Handler blocks and the
handle method return the message that is the input to the handler.
When the input is an instance of
Messaging::MessageData, and there's a typed handler block that handles the
MessageData's type, the instance of typed message that the
MessageData is converted to will be returned.
When handling the raw
MessageData using the
handle method, the
MessageData instance is returned.
Exiting a Handler Block Using Return
A handler can be exited simply by using a
This is true because the
handle macro generates a plain old method. Issuing a
return from within the block is effectively the same as returning from a method.
Note: Handler blocks and handler methods are not expected to return any values. Any value that is returned from a handler block or method is disregarded.
Handlers can be constructed in one of two ways:
- Via the constructor
- Via the initializer
Via the Constructor
self.build(strict: false, session: nil)
The constructor not only instantiates the handler, but also invokes the handler's
configure instance method, which constructs the handler's operational dependencies.
some_handler = SomeHandler.build
Instance of the class that includes the
|strict||Strict mode, causes an error when no handler block for the message is implemented||Boolean|
|session||An existing session object to use, rather than allowing the handler's dependencies to create a new session||Session|
Via the Initializer
Instance of the class that includes the
By constructing a handler using the initializer, the handler's dependencies are not set to operational dependencies. They remain inert substitutes.
See the useful objects user guide for background on inert substitutes.
|session||If a session is provided to the handler's constructor, it will be passed to the instance's ||MessageStore::Postgres::Session|
If the handler implements an instance method named
build constructor will invoke it.
configure method provides a specialization mechanism for setting up any handler dependencies, or doing any setup necessary.
dependency :write, Messaging::Postgres::Write dependency :clock, Clock::UTC dependency :store, Store def configure(session: nil) Messaging::Postgres::Write.configure(self) Clock::UTC.configure(self) Store.configure(self, session: session) end
StreamName module from the
Messaging library and namespace provides a couple useful utilities to handler classes. Using this module in a handler is optional.
The feature of the
StreamName module that is most commonly used in handlers is the

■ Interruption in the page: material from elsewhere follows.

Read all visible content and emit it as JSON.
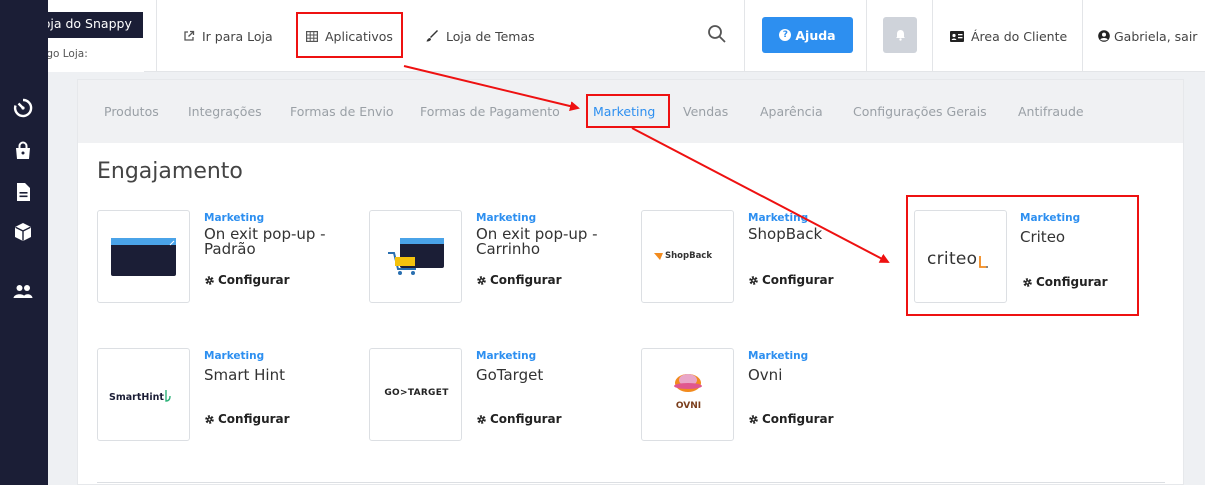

stream_name method is used to combine a category name and an entity ID to form a valid and consistent stream name to write a handler block's resulting events to.

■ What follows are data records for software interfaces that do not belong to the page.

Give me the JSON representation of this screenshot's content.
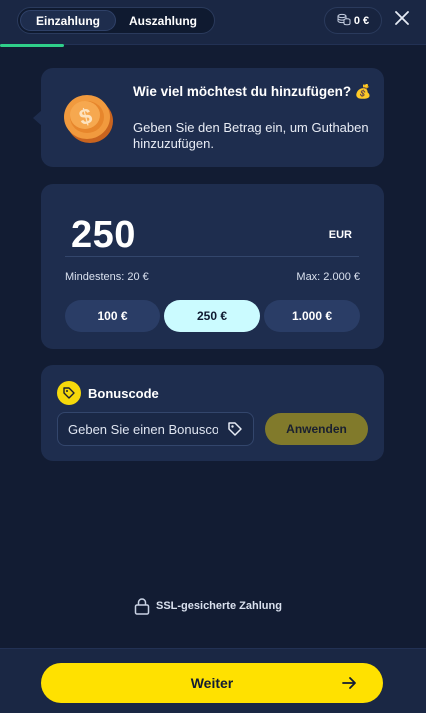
{
  "header": {
    "tabs": [
      {
        "label": "Einzahlung",
        "active": true
      },
      {
        "label": "Auszahlung",
        "active": false
      }
    ],
    "balance": "0 €",
    "balance_icon": "coins-icon",
    "close_icon": "close-icon",
    "progress_fraction": 0.15,
    "progress_color": "#2fcf8a"
  },
  "info": {
    "title": "Wie viel möchtest du hinzufügen? 💰",
    "description": "Geben Sie den Betrag ein, um Guthaben hinzuzufügen.",
    "icon": "coin-icon"
  },
  "amount": {
    "value": "250",
    "currency": "EUR",
    "min_label": "Mindestens: 20 €",
    "max_label": "Max: 2.000 €",
    "presets": [
      {
        "label": "100 €",
        "selected": false
      },
      {
        "label": "250 €",
        "selected": true
      },
      {
        "label": "1.000 €",
        "selected": false
      }
    ]
  },
  "bonus": {
    "label": "Bonuscode",
    "placeholder": "Geben Sie einen Bonuscode ein",
    "apply_label": "Anwenden",
    "icon": "tag-icon"
  },
  "ssl": {
    "label": "SSL-gesicherte Zahlung",
    "icon": "lock-icon"
  },
  "footer": {
    "continue_label": "Weiter",
    "arrow_icon": "arrow-right-icon"
  },
  "colors": {
    "background": "#121c33",
    "card": "#1e2d4e",
    "accent_yellow": "#ffe100",
    "selected_preset": "#cbfbff",
    "apply_button": "#817a2b"
  }
}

stream_name method uses the category name declared using the
category macro to compose the stream name.
account_id = '123' stream_name = stream_name(account_id) # => "account-123"
Optionally, a category other than the one declared using the
category macro can be passed as a second argument.
some_id = '456' stream_name = stream_name(some_id, :something) # => "something-123"
See the Messaging::StreamName topic for more.
Category module from the
Messaging library and namespace provides the
category class macro to classes that include the module.
Category module is included into any class that includes the Messaging::StreamName module
category macro allows the declaration of the category that a handler (or other receiver of the mixin) is principally concerned with.
In the following code taken from the handler example above,
:account is declared as the category.
The category macro creates an instance accessor that returns the value passed to the macro. This value is used when composing the stream name that messages are typically written to by the handler logic.
See the Messaging::Category topic for more.
The following tags are applied to log messages recorded by a handler:
|handle||Applied to all log messages recorded by a handler|
|messaging||Applied to all log messages recorded inside the |
The following tags may be applied to log messages recorded by a handler:
|message_data||Applied to log messages that address the handling of a MessageData instance|
|message||Applied to log messages that address the handling of a typed message|
|data||Applied to log messages that record the data content of a typed message or a MessageData instance|
See the logging user guide for more on log tags.